Barbara Bullock: Fearless Vision
About the Exhibition
Woodmere Art Museum is pleased to present Barbara Bullock: Fearless Vision, a retrospective of the artist’s illustrious career. Fearless Vision will showcase Bullock’s development over sixty years of creative practice, from the paintings and drawings of the late 1960s and 1970s to the cut, painted, and sculpted works in heavy-weight paper she is known for today. The exhibition will demonstrate the artist’s participation in a national movement in the arts to strengthen Black identity through explorations of African art, music, and dance and the impact of her extensive travels through Africa and the Caribbean.

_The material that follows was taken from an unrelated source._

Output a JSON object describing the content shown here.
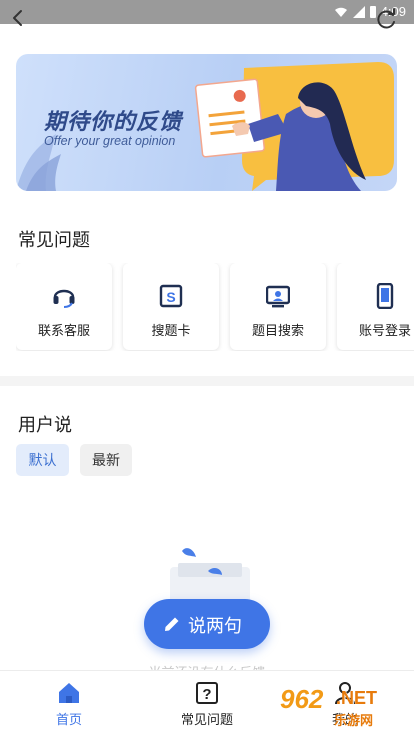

Socially-driven artists are accepted as part of the mix in the arts today, but this was not always the case. Bullock stands out as a pioneering figure in Philadelphia whose work extends outside the studio and into the city, especially into the city’s Black communities, with an embrace of African art as inspiration, declaration of strength, and path to reclaiming an ancestral cultural identity. Forcefully, but gently with the beauty of her art and teaching, Bullock takes a stand for social justice, working in the cultural and educational spheres of Philadelphia. Fearless Vision shows how Bullock’s studio practice evolved in dialogue with her work as both educator and social activist, exploring the cross-fertilization of ideas about art and social healing.
Bullock worked in K-12 schools, museums, community organizations, senior centers, and public spaces. Her long-term leadership of the art programs at the Ile-Ife Black Humanitarian Center (1971-1975) and Prints for Progress (1980-1993) were seminal experiences in her creative practice. The exhibition will include many of the objects that Bullock made to inspire students and participants in community projects such as game boards, pop-up books, hats, fans, boxes, altars, and miniature theaters. They share a vocabulary of figurative elements, animal forms, patterns, textures, and colors that characterize Bullock's studio practice.
Woodmere collaborated with independent art historians and curators Leslie King Hammond and Lowery Stokes Sims in preparing an oral history with Bullock that is transcribed as a central element in the accompanying catalogue publication. The catalogue will include a chronology of education projects that follows the artist’s archive and lesson plans donated by Bullock to Woodmere’s historic archives of Philadelphia’s artists. The catalogue will be available at the Woodmere Art Museum Store.
Support for Barbara Bullock: Fearless Vision is provided by The Edna Wright Andrade Fund of the Philadelphia Foundation, the William M. King Charitable Foundation, Robert and Frances Kohler, the Petrucci Family Foundation Collection of African American Art, The Dorothy del Bueno Endowed Exhibition Fund at Woodmere, the Nixon Family on behalf of James V. Nixon, Jr., and other generous contributors, including those who wish to remain anonymous. Woodmere thanks the Lomax family and WURD, who are the exhibition’s media partners.
Take a creative journey into the world of batik and Adire (tie & dye) textile-making and discover the influence of the vibrant world of African textiles and their deep cultural significance. Drawing inspiration from his Yoruba roots and Nigerian heritage, Muyiwa, an expert in the field, will guide you through the process of using wax and dye to create intricate patterns and motifs. You will start by applying hot wax to 100% cotton fabrics to create patterns, then immerse them in vibrant dyes. Finally, we'll carefully remove the wax, revealing beautiful, colorful designs. You may infuse your designs with your unique voice, or use African patterns to create beautiful cotton fabric or a cotton shirt. By the end of the class, you'll have crafted textiles that reflect the beauty and essence of African traditions.
Drawing on three themes and titles from Barbara Bullocks' artwork, this program features the human voice singing texts that amplify or comment on titles of various artworks. The first theme, "Stories my Grandmother Told Me," is a collection of works including Nigerian folksongs, songs about intergenerational connectedness and community, and texts drawn from Pennsylvania Dutch samplers. The second theme, "Most Precious Blood," features music that speaks to police violence towards Black men as well as the Christian concept of the sacredness of Jesus's blood. Finally, in "Spirit House", we explore themes of the afterlife, spirits, ancestors, and housing security.
The choir at St. Thomas, Whitemarsh consists of trained choral singers and volunteers who love singing. We have an equal commitment to musical excellence and caring community, and we believe that those two concepts reinforce each other. We sing a wide spectrum of music: ninth century chants to works composed this year; music from the Black Church tradition and music from English cathedrals, and everything in between. The choir was recently invited to sing at St. Thomas' Fifth Avenue in NYC.